The consultation acknowledges two key points:
- It believes it is the first regulator to require Telcos to be part of the reimbursement process. MAS says: “Currently, no (other) known jurisdictions have included telecommunication operators or other infrastructure service providers in their scam reimbursement frameworks.”
- It acknowledges that most other jurisdictions have not covered authorized transaction scam reimbursement. The UK (soon to cover a broad array of APP scams for required reimbursements), the Netherlands and soon the EU (both for bank impersonation authorized payment scams only) are the only regions with some form of APP scam reimbursement.
MAS does state that it plans to review other scam types in the future and take into account what other countries are doing for reimbursement.

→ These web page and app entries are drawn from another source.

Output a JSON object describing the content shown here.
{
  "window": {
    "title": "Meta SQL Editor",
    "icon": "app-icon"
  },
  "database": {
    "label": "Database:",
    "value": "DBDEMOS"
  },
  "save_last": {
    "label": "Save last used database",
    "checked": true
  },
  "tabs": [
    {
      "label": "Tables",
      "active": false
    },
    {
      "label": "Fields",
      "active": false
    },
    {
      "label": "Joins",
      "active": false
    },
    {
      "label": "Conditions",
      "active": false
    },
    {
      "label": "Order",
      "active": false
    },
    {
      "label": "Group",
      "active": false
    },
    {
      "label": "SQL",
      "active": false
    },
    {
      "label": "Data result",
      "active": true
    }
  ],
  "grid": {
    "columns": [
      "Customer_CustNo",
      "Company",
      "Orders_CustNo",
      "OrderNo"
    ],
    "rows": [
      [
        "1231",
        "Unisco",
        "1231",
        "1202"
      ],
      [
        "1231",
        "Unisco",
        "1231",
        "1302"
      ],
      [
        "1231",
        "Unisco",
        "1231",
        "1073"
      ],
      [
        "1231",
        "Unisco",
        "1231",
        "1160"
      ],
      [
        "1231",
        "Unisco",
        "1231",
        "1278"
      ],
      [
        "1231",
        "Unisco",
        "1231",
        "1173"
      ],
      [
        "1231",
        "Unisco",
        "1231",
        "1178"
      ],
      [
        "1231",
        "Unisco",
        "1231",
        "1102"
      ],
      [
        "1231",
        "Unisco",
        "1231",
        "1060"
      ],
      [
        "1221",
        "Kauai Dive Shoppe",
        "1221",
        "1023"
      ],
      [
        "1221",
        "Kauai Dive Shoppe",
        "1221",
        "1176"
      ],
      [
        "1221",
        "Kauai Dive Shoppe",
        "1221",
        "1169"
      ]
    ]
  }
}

The reimbursement proposal by MAS and IMDA is just one of several by country regulators in 2023 to help define/clarify how customers can be reimbursed from fraud and scams they fall victim to. This MAS/IMDA proposal is focused on unauthorized payment fraud and specifically phishing activities. But it is unique in that it requires Telcos to participate in the reimbursement process.
Singapore is the first country to formally require Telcos to be part of the fraud scam reimbursement process. A recently published UK Finance report stated that “17% of authorized push payment (APP) fraud in the UK started via telecommunications networks. Another 77% of APP fraud in the UK started online.” So, clearly, it is appropriate to involve Telcos. And probably online social media/dating sites should be included in the future as well.
This proposal also indirectly highlights that in Singapore, not all unauthorized fraud transactions are automatically reimbursed by the FI. Some number of these unauthorized fraud transactions are possibly only reimbursed by the ‘goodwill’ of the FI.
MAS has also focused on prescriptive fraud controls for FIs and Telcos. This is a very important part of the MAS strategy to prevent fraud and scams. And this should be part of every FI and Telco company strategy to help eliminate this serious issue of fraud/scam losses.
We have clearly seen the benefit of new telco scam controls in Australia. In the summer of 2023, the Australian Communications and Media Authority (ACMA) released a report that showed a significant reduction in vishing and smishing complaints in Australia. Here is an extract from the report:
A key trend observed in 2022–23 is a promising downward year-on-year number of complaints associated with the introduction of (new ACMA) anti-scam call and SMS rules:
- Phone scam complaints have decreased by 72% since 2020–21 (with the blocking rules introduced in December of that period)
- SMS scam complaints have decreased 86% since 2021–22 (with the blocking rules introduced at the beginning of the 2022–23 period).